In a centuries-old religious ceremony, thousands of Hindu worshippers in Indonesia scaled an active volcano on Monday to toss livestock, food, and other offerings into its smoking crater.
Devotees heaved goats, chickens, and vegetables slung across their backs up to the dusty peak of Mount Bromo in eastern Java as part of the Yadnya Kasada şenlik.
Every year, members of the Tengger tribe gather at the top of the volcano in hope of pleasing their gods and bringing luck to their people.
Slamet, a 40-year-old farmer who like many Indonesians goes by only one name, brought a baby cow as an offering.
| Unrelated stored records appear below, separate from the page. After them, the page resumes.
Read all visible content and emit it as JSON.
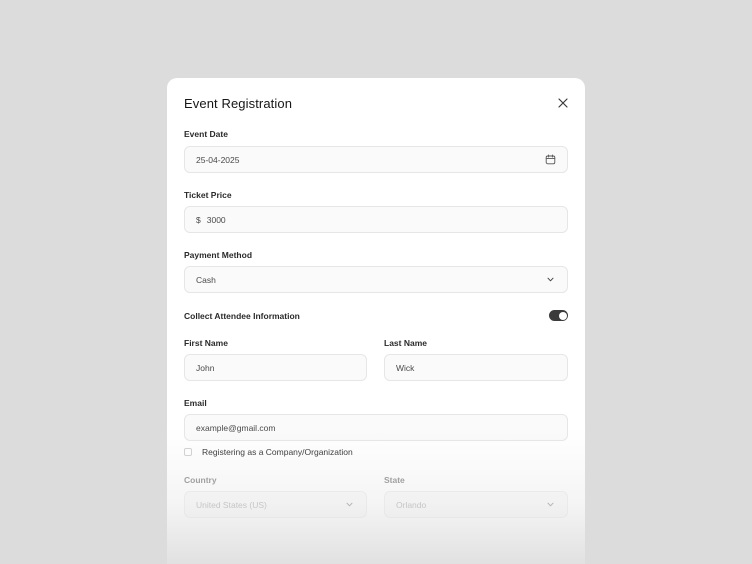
{
  "dialog": {
    "title": "Event Registration"
  },
  "event_date": {
    "label": "Event Date",
    "value": "25-04-2025",
    "icon": "calendar-icon"
  },
  "ticket_price": {
    "label": "Ticket Price",
    "currency": "$",
    "value": "3000"
  },
  "payment_method": {
    "label": "Payment Method",
    "value": "Cash",
    "icon": "chevron-down-icon"
  },
  "attendee": {
    "toggle_label": "Collect Attendee Information",
    "toggle_on": true
  },
  "first_name": {
    "label": "First Name",
    "value": "John"
  },
  "last_name": {
    "label": "Last Name",
    "value": "Wick"
  },
  "email": {
    "label": "Email",
    "placeholder": "example@gmail.com"
  },
  "company": {
    "label": "Registering as a Company/Organization",
    "checked": false
  },
  "country": {
    "label": "Country",
    "value": "United States (US)"
  },
  "state": {
    "label": "State",
    "value": "Orlando"
  },
  "colors": {
    "background": "#dcdcdc",
    "card": "#ffffff",
    "toggle_on": "#3b3b3b",
    "field_bg": "#fafafa",
    "field_border": "#e6e6e6"
  }
}
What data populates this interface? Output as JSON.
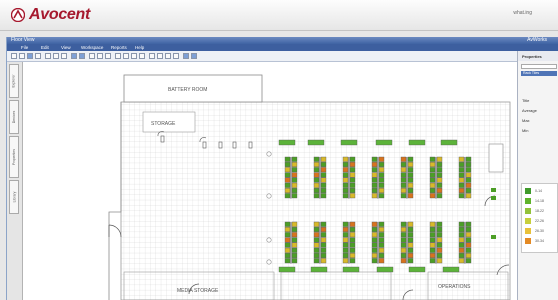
{
  "header": {
    "brand": "Avocent",
    "user": "what.ing",
    "colors": {
      "brand": "#a6192e"
    }
  },
  "window": {
    "title": "Floor View",
    "title_right": "AvWorks",
    "menu": [
      "File",
      "Edit",
      "View",
      "Workspace",
      "Reports",
      "Help"
    ]
  },
  "toolbar": {
    "icons": [
      "new-icon",
      "open-icon",
      "save-icon",
      "print-icon",
      "cut-icon",
      "copy-icon",
      "paste-icon",
      "undo-icon",
      "redo-icon",
      "zoom-in-icon",
      "zoom-out-icon",
      "zoom-fit-icon",
      "select-icon",
      "pan-icon",
      "line-icon",
      "rectangle-icon",
      "rotate-icon",
      "grid-icon",
      "snap-icon",
      "layer-icon",
      "settings-icon",
      "help-icon"
    ]
  },
  "left_tabs": [
    "Explorer",
    "Devices",
    "Properties",
    "Library"
  ],
  "floor_plan": {
    "rooms": {
      "battery": "BATTERY ROOM",
      "storage": "STORAGE",
      "media": "MEDIA STORAGE",
      "operations": "OPERATIONS"
    },
    "tile_colors": {
      "green": "#4c9e26",
      "yellow": "#d8b92a",
      "orange": "#d7731e",
      "rack": "#8a8a8a",
      "grid": "#c9c9c9"
    }
  },
  "right_panel": {
    "title": "Properties",
    "selector": "Rack Tiles",
    "labels": [
      "Title",
      "Average",
      "Max",
      "Min"
    ],
    "legend": [
      {
        "label": "0-14",
        "color": "#3f9a2a"
      },
      {
        "label": "14-18",
        "color": "#5fb32a"
      },
      {
        "label": "18-22",
        "color": "#93c23a"
      },
      {
        "label": "22-26",
        "color": "#c7cf3c"
      },
      {
        "label": "26-30",
        "color": "#e8c13a"
      },
      {
        "label": "30-34",
        "color": "#e48a24"
      }
    ]
  }
}
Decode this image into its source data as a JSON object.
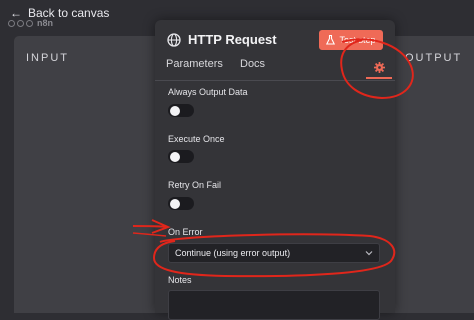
{
  "topbar": {
    "back_label": "Back to canvas",
    "logo_text": "n8n"
  },
  "input_panel": {
    "label": "INPUT"
  },
  "output_panel": {
    "label": "OUTPUT"
  },
  "node": {
    "title": "HTTP Request",
    "test_button": "Test step"
  },
  "tabs": {
    "parameters": "Parameters",
    "docs": "Docs"
  },
  "settings": {
    "always_output": {
      "label": "Always Output Data",
      "enabled": false
    },
    "execute_once": {
      "label": "Execute Once",
      "enabled": false
    },
    "retry_on_fail": {
      "label": "Retry On Fail",
      "enabled": false
    },
    "on_error": {
      "label": "On Error",
      "value": "Continue (using error output)"
    },
    "notes": {
      "label": "Notes",
      "value": ""
    }
  },
  "colors": {
    "accent": "#ef6a57",
    "annotation": "#e0261b",
    "panel": "#404045",
    "modal": "#343438"
  }
}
“We have a lot of cows back home and this one can be considered excess, so we are bringing it here, to return it back to God,” he said.
Farmer, Joko Priyanto, brought some of his own produce in the form of cabbages and carrots to throw into the smoky void.
“I hope I will receive a reward from the almighty God,” the 36-year-old said.
However, some villagers who do not belong to the Tengger tribe took to the crater’s steep slopes equipped with nets and attempted to intercept some of the offerings being thrown into the volacano to avoid them going to waste
Monday’s ritual was the first time since the Covid-19 pandemic that authorities had allowed tourists to the site after the şenlik was limited to worshippers last year.
The event has its roots in 15th-century folklore from the Majapahit kingdom, a Javanese Hindu-Buddhist empire that stretched across Southeast Asia.
Legend has it that Princess Roro Anteng and her husband, unable to bear children after years of marriage, begged the gods for help.
Their prayers were answered when they were promised 25 children, as long as they agreed to sacrifice their youngest child by throwing him into Mount Bromo.
Their son is said to have willingly jumped into the volcano to guarantee the prosperity of the Tengger people.